But education overtook acting and he enrolled at the University of California, Los Angeles, graduating in 1948. In 1954, he earned a degree in politics from Oxford University, where he was a Rhodes Scholar, before earning his doctorate at Cornell.
During his time at Johns Hopkins and into his retirement, Muller sat on numerous boards and was a member of many scholarly and professional organizations and associations. After leaving the presidency, he maintained offices at Evergreen Museum & Library in Baltimore and at the School of Advanced International Studies in Washington, remaining involved in the Johns Hopkins community. He was awarded an honorary doctorate of humane letters by Johns Hopkins in 2000, praised in the accompanying citation as "one of the most important links between our youth as a start-up experiment of a university and our maturity as one of the great institutions of the world."

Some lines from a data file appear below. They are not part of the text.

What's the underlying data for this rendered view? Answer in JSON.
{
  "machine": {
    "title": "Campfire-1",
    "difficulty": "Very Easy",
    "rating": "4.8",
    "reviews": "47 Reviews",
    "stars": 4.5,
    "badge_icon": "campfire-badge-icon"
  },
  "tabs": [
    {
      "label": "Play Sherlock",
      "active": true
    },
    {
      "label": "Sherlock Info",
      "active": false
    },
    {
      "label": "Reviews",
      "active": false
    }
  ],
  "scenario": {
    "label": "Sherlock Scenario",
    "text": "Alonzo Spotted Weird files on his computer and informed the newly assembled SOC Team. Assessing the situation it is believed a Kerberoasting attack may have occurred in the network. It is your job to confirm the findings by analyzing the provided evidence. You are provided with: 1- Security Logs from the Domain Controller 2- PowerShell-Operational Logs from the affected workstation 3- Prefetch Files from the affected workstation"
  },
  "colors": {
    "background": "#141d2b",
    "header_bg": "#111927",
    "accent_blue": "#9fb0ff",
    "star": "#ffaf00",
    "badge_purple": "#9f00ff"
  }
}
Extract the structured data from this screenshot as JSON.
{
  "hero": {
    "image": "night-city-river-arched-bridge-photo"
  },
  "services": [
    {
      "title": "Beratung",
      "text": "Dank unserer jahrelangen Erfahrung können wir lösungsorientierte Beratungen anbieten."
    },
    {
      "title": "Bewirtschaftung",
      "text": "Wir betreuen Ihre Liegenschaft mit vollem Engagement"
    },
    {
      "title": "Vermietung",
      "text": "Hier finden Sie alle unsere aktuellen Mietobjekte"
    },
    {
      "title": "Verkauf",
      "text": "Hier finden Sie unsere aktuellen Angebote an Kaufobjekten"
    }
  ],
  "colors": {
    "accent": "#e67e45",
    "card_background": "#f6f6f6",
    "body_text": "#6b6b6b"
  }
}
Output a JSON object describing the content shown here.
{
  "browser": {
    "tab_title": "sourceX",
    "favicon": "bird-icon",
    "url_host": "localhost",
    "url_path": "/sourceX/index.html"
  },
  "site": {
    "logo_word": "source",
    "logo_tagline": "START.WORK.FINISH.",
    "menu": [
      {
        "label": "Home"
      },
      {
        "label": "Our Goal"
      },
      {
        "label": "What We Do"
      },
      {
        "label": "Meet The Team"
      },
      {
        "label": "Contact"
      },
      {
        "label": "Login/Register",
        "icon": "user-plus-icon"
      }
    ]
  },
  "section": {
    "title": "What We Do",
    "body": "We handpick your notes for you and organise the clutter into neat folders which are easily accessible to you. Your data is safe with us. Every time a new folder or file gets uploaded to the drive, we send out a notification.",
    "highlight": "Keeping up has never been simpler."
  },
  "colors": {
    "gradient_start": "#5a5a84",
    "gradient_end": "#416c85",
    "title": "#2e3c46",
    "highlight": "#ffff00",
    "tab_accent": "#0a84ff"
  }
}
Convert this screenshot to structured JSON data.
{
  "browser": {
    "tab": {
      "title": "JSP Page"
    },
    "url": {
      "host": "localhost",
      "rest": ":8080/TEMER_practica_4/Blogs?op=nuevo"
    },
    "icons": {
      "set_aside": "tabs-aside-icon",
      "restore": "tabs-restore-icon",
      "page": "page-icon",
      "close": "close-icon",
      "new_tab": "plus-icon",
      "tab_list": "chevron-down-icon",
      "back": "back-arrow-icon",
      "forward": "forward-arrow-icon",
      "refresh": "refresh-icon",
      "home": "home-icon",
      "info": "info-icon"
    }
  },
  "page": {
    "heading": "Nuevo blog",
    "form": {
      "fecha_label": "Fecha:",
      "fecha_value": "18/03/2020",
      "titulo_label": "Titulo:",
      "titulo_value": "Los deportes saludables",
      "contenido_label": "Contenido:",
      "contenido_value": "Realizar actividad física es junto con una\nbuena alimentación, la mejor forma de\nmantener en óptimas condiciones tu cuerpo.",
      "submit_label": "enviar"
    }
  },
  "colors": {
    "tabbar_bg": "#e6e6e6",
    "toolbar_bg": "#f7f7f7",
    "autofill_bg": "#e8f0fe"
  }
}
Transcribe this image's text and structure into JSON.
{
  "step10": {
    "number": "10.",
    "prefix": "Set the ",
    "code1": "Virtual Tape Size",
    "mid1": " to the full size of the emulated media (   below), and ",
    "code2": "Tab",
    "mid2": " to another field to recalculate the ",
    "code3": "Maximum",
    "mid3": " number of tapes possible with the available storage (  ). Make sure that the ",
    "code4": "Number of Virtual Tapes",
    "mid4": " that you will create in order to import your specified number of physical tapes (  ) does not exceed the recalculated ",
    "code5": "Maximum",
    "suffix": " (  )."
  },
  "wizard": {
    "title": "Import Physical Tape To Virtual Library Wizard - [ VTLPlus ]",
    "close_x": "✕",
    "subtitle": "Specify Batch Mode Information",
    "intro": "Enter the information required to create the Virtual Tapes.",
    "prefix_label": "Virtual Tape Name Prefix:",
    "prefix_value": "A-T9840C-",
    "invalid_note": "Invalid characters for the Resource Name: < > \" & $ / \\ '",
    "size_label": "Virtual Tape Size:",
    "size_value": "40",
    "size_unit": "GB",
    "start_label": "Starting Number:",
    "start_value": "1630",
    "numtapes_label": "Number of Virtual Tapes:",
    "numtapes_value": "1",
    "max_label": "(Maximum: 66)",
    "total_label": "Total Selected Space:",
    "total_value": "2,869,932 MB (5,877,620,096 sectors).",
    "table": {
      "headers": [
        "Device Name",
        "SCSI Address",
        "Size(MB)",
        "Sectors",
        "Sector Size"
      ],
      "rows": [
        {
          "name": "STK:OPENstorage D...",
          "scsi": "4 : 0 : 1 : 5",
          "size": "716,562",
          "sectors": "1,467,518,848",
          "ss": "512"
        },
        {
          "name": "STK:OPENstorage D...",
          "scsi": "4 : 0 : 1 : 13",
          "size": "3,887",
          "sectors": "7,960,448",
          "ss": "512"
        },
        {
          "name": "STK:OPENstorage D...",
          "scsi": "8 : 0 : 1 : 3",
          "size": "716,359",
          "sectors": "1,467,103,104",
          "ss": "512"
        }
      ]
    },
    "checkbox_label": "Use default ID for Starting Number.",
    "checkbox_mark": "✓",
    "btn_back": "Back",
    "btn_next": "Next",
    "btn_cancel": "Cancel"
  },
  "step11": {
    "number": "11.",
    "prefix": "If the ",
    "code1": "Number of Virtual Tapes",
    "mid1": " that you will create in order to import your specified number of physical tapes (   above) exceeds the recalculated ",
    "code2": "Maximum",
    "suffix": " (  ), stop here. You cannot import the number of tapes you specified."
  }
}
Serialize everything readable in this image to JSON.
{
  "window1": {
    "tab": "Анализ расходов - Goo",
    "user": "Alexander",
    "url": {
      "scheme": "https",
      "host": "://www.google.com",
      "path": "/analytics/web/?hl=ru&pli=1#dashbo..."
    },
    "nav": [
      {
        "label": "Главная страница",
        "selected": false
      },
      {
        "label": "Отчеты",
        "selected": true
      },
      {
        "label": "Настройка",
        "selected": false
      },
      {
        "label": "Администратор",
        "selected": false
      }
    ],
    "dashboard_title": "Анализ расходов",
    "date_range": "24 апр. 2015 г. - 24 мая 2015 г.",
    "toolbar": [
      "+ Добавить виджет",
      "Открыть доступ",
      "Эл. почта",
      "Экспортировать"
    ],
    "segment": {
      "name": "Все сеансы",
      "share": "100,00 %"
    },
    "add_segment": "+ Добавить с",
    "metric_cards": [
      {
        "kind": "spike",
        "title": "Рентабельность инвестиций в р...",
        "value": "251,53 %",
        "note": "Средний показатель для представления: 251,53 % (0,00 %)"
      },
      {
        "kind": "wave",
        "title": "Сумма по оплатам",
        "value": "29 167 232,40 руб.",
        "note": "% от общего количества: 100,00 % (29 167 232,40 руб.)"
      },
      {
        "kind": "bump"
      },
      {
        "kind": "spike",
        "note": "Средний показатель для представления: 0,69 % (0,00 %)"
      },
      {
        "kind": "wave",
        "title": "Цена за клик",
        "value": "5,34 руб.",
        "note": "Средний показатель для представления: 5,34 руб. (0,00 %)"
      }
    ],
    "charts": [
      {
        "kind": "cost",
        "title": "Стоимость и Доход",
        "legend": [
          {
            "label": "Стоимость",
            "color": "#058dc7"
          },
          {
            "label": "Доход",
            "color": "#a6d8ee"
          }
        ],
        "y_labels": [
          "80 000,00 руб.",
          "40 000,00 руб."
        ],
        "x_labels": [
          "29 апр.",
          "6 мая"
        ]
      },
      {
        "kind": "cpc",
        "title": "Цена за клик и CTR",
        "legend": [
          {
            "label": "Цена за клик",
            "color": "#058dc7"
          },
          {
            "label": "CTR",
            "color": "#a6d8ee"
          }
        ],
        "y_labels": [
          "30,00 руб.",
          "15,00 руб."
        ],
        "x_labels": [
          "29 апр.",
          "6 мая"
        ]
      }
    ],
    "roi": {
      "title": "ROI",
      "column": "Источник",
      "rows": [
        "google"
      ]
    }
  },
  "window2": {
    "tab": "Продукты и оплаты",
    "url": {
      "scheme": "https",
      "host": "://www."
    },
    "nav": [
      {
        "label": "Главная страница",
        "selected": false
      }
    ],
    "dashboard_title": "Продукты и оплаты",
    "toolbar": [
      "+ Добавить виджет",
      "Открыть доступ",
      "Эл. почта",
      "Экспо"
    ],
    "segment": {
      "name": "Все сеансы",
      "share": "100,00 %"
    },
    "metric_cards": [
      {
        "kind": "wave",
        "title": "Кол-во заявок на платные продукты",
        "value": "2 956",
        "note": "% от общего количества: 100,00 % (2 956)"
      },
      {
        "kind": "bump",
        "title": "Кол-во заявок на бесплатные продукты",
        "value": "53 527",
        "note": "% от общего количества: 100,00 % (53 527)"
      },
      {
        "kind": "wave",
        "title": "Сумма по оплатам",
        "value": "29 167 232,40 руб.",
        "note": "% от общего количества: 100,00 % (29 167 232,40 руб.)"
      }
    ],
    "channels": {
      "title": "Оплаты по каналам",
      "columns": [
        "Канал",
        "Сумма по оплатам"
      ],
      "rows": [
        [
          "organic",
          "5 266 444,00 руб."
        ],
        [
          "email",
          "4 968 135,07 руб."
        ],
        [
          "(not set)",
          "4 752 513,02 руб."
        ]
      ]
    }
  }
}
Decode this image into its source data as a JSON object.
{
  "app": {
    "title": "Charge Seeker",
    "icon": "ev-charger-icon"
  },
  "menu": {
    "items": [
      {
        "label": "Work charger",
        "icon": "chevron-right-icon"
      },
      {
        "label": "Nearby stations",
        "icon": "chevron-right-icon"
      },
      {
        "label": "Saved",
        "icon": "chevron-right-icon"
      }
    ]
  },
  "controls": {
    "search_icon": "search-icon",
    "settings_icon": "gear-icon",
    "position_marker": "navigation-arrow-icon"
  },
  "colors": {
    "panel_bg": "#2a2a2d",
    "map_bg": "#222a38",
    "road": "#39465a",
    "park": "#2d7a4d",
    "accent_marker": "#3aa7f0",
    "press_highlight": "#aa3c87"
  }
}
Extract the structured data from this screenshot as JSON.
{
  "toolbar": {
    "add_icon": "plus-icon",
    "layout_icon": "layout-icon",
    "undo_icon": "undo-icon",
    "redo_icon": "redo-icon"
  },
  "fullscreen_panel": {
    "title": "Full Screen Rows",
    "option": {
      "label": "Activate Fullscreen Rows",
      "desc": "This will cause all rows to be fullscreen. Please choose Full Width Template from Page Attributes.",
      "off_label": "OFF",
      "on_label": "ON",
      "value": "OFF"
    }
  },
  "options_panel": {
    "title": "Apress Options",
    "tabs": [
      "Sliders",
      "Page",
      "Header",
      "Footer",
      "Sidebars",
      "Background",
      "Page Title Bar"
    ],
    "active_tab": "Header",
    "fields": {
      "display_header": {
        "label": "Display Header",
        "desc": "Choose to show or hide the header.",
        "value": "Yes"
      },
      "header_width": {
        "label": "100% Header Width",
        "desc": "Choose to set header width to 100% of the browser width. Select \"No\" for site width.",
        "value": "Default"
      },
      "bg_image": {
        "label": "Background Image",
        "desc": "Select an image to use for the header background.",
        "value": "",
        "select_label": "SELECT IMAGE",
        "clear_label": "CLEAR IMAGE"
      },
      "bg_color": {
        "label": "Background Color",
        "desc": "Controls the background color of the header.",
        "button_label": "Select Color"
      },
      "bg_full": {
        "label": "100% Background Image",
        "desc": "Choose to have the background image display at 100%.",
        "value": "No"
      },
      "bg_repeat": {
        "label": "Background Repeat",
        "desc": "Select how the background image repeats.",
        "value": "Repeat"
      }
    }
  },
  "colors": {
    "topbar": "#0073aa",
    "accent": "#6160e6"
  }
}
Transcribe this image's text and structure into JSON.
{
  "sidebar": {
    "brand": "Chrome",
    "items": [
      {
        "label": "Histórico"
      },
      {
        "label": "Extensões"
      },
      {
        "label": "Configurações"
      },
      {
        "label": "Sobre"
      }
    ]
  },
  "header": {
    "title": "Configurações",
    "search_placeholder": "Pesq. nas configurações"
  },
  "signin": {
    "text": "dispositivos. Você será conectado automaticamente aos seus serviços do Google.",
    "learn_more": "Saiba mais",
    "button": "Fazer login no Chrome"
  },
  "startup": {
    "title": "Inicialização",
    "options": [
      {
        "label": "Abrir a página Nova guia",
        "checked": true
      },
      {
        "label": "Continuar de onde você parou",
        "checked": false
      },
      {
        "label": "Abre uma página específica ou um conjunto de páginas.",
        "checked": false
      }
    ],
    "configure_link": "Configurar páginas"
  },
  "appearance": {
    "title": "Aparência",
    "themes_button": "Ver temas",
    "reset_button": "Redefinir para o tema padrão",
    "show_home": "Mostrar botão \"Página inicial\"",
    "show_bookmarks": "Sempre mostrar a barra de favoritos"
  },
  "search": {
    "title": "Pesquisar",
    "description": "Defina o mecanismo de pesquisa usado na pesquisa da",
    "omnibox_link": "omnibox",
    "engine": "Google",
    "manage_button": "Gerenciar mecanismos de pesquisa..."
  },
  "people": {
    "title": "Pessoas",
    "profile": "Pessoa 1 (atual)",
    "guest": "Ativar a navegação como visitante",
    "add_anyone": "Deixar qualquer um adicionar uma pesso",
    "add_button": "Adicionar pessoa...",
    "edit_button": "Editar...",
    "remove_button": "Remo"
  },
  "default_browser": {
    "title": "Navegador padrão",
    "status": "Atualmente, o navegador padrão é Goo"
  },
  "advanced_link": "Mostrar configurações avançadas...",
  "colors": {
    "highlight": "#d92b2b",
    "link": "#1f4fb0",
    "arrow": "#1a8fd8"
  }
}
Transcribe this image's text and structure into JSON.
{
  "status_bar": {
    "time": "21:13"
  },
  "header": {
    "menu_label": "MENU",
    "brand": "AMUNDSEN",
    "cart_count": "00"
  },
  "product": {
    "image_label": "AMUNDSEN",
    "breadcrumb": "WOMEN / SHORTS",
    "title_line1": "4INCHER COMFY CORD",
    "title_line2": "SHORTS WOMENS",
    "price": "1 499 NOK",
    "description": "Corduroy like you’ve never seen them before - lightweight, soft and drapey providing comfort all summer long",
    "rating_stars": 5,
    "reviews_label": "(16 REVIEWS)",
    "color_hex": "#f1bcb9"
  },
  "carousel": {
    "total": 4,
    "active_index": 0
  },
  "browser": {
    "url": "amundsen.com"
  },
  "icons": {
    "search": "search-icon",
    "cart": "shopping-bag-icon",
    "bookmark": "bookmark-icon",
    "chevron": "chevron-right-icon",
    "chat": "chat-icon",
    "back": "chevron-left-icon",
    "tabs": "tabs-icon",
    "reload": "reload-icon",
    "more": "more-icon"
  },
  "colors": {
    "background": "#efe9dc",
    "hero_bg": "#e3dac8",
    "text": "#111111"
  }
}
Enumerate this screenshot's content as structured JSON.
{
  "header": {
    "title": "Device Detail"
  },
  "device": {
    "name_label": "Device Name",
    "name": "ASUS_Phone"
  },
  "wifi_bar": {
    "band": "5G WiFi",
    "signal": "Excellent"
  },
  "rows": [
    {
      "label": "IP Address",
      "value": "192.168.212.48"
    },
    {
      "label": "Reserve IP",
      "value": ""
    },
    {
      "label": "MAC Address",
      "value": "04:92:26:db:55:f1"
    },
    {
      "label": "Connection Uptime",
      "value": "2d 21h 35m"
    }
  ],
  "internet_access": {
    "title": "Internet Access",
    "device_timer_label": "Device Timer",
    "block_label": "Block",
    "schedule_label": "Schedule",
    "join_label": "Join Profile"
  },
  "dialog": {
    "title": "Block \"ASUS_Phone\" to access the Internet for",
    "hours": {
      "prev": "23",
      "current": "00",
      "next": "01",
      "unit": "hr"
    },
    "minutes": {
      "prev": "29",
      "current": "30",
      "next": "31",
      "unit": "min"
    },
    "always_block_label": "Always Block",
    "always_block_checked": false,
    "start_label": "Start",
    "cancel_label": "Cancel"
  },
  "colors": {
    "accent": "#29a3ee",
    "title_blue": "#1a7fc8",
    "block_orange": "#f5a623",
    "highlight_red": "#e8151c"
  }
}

In retirement, Muller chaired the board of St. Mary's College of Maryland and played a key role in transforming the school into Maryland's public honors college. He was honored by St. Mary's in January 2004 with the Order of the Ark and the Dove.
Muller served on numerous corporate and nonprofit boards. He was a director of Alex. Brown, Beneficial Corp., CSX, Millipore, Safeway, Van Kampen Funds, and the Atlantic Council, and he served as chairman of the board of directors of the Federal Reserve Bank of Richmond.
He also was a member of the American Academy of Arts and Sciences, the International Biomedical Research Alliance, the American Association of Rhodes Scholars, the Council on Foreign Relations, and the International Institute for Strategic Studies. He served twice as a director of the German Marshall Fund of the United States and also was a member of the Presidential Commission on White House Fellowships and the Presidential Commission on World Hunger.
Muller is survived by his wife of nearly 13 years, Jill E. McGovern; two daughters, Julie M. Mitchell of San Francisco and Elizabeth M. Casparian of Princeton, N.J.; five grandchildren; and a brother, Norbert Muller of Edwards, Mo. His first wife, Margie Hellman Muller, to whom he was married for 48 years, died in 1999.
At 11 a.m. on Jan. 22, Johns Hopkins campuses around the world held a moment of silence "to pay tribute to a man of vision and determination who was in many ways responsible for the Johns Hopkins we know today," President Daniels said.
Personal memories and messages of sympathy to Muller's family can be left on the tribute website at web.jhu.edu/administration/president/tributes/muller. Plans for a memorial service at Johns Hopkins, tentatively planned for this month, will be posted on the website as soon as they're finalized.